* Work item: Write out all the data below exactly.

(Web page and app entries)
○ ○ ○ ○

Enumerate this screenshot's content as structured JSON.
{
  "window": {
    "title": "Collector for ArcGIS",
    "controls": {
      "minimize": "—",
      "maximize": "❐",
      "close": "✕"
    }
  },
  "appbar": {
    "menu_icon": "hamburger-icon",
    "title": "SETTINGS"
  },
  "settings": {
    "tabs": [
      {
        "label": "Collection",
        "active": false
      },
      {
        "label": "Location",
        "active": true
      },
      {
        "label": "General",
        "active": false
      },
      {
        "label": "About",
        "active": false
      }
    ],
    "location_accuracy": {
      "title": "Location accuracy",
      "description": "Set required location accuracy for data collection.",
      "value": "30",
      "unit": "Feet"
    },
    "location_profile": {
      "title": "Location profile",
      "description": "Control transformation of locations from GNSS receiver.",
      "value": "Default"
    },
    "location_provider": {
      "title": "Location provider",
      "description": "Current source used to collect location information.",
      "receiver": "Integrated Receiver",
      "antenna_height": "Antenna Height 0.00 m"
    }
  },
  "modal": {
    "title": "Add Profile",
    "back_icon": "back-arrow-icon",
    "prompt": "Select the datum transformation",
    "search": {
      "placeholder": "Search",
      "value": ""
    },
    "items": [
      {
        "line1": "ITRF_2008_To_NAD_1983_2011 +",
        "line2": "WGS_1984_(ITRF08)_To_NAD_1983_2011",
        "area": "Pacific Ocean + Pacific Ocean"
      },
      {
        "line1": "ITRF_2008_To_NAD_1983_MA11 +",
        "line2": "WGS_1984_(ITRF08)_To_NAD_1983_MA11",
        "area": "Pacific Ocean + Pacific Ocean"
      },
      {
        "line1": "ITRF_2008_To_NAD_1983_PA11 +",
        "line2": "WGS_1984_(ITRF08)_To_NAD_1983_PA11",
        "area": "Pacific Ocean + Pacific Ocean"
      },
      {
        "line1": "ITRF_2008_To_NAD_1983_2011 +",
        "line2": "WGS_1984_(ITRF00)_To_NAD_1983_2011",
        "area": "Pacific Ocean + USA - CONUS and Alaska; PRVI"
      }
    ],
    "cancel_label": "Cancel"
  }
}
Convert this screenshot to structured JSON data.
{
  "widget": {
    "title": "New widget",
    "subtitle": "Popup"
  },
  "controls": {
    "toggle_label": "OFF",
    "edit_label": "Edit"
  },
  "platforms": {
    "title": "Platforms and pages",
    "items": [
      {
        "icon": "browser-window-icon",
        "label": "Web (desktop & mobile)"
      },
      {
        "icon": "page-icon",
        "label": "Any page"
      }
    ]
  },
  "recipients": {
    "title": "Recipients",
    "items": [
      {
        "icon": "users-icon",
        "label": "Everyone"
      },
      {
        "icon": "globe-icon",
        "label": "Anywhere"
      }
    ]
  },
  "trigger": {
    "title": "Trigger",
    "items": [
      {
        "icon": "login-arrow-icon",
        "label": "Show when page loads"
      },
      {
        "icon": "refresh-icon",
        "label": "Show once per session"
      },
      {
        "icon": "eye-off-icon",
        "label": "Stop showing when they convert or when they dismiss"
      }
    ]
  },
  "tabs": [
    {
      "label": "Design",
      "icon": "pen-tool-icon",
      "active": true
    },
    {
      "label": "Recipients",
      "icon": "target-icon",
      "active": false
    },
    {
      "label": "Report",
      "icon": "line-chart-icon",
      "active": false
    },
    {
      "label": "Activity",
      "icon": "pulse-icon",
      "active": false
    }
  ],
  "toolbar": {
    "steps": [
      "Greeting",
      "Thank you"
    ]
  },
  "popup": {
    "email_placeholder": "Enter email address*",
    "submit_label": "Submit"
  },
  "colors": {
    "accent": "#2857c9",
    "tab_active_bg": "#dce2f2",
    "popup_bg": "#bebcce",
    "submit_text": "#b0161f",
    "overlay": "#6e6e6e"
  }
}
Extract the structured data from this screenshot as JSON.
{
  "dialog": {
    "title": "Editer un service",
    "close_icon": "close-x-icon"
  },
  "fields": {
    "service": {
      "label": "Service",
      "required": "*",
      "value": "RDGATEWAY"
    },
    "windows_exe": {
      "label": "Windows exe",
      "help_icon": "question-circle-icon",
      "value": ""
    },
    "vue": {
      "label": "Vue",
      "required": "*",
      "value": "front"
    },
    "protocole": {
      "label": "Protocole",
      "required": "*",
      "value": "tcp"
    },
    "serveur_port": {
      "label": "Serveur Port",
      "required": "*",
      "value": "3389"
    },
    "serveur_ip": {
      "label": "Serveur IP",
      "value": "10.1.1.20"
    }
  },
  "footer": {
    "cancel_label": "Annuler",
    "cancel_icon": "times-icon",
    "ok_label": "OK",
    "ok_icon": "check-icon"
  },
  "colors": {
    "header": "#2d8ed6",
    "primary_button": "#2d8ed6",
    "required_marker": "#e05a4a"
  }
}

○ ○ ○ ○

* Exercise solution:
Enumerate this screenshot's content as structured JSON.
{
  "window": {
    "title": "Collector for ArcGIS",
    "controls": {
      "minimize": "—",
      "maximize": "❐",
      "close": "✕"
    }
  },
  "appbar": {
    "menu_icon": "hamburger-icon",
    "title": "SETTINGS"
  },
  "settings": {
    "tabs": [
      {
        "label": "Collection",
        "active": false
      },
      {
        "label": "Location",
        "active": true
      },
      {
        "label": "General",
        "active": false
      },
      {
        "label": "About",
        "active": false
      }
    ],
    "location_accuracy": {
      "title": "Location accuracy",
      "description": "Set required location accuracy for data collection.",
      "value": "30",
      "unit": "Feet"
    },
    "location_profile": {
      "title": "Location profile",
      "description": "Control transformation of locations from GNSS receiver.",
      "value": "Default"
    },
    "location_provider": {
      "title": "Location provider",
      "description": "Current source used to collect location information.",
      "receiver": "Integrated Receiver",
      "antenna_height": "Antenna Height 0.00 m"
    }
  },
  "modal": {
    "title": "Add Profile",
    "back_icon": "back-arrow-icon",
    "prompt": "Select the datum transformation",
    "search": {
      "placeholder": "Search",
      "value": ""
    },
    "items": [
      {
        "line1": "ITRF_2008_To_NAD_1983_2011 +",
        "line2": "WGS_1984_(ITRF08)_To_NAD_1983_2011",
        "area": "Pacific Ocean + Pacific Ocean"
      },
      {
        "line1": "ITRF_2008_To_NAD_1983_MA11 +",
        "line2": "WGS_1984_(ITRF08)_To_NAD_1983_MA11",
        "area": "Pacific Ocean + Pacific Ocean"
      },
      {
        "line1": "ITRF_2008_To_NAD_1983_PA11 +",
        "line2": "WGS_1984_(ITRF08)_To_NAD_1983_PA11",
        "area": "Pacific Ocean + Pacific Ocean"
      },
      {
        "line1": "ITRF_2008_To_NAD_1983_2011 +",
        "line2": "WGS_1984_(ITRF00)_To_NAD_1983_2011",
        "area": "Pacific Ocean + USA - CONUS and Alaska; PRVI"
      }
    ],
    "cancel_label": "Cancel"
  }
}
Convert this screenshot to structured JSON data.
{
  "widget": {
    "title": "New widget",
    "subtitle": "Popup"
  },
  "controls": {
    "toggle_label": "OFF",
    "edit_label": "Edit"
  },
  "platforms": {
    "title": "Platforms and pages",
    "items": [
      {
        "icon": "browser-window-icon",
        "label": "Web (desktop & mobile)"
      },
      {
        "icon": "page-icon",
        "label": "Any page"
      }
    ]
  },
  "recipients": {
    "title": "Recipients",
    "items": [
      {
        "icon": "users-icon",
        "label": "Everyone"
      },
      {
        "icon": "globe-icon",
        "label": "Anywhere"
      }
    ]
  },
  "trigger": {
    "title": "Trigger",
    "items": [
      {
        "icon": "login-arrow-icon",
        "label": "Show when page loads"
      },
      {
        "icon": "refresh-icon",
        "label": "Show once per session"
      },
      {
        "icon": "eye-off-icon",
        "label": "Stop showing when they convert or when they dismiss"
      }
    ]
  },
  "tabs": [
    {
      "label": "Design",
      "icon": "pen-tool-icon",
      "active": true
    },
    {
      "label": "Recipients",
      "icon": "target-icon",
      "active": false
    },
    {
      "label": "Report",
      "icon": "line-chart-icon",
      "active": false
    },
    {
      "label": "Activity",
      "icon": "pulse-icon",
      "active": false
    }
  ],
  "toolbar": {
    "steps": [
      "Greeting",
      "Thank you"
    ]
  },
  "popup": {
    "email_placeholder": "Enter email address*",
    "submit_label": "Submit"
  },
  "colors": {
    "accent": "#2857c9",
    "tab_active_bg": "#dce2f2",
    "popup_bg": "#bebcce",
    "submit_text": "#b0161f",
    "overlay": "#6e6e6e"
  }
}
Extract the structured data from this screenshot as JSON.
{
  "dialog": {
    "title": "Editer un service",
    "close_icon": "close-x-icon"
  },
  "fields": {
    "service": {
      "label": "Service",
      "required": "*",
      "value": "RDGATEWAY"
    },
    "windows_exe": {
      "label": "Windows exe",
      "help_icon": "question-circle-icon",
      "value": ""
    },
    "vue": {
      "label": "Vue",
      "required": "*",
      "value": "front"
    },
    "protocole": {
      "label": "Protocole",
      "required": "*",
      "value": "tcp"
    },
    "serveur_port": {
      "label": "Serveur Port",
      "required": "*",
      "value": "3389"
    },
    "serveur_ip": {
      "label": "Serveur IP",
      "value": "10.1.1.20"
    }
  },
  "footer": {
    "cancel_label": "Annuler",
    "cancel_icon": "times-icon",
    "ok_label": "OK",
    "ok_icon": "check-icon"
  },
  "colors": {
    "header": "#2d8ed6",
    "primary_button": "#2d8ed6",
    "required_marker": "#e05a4a"
  }
}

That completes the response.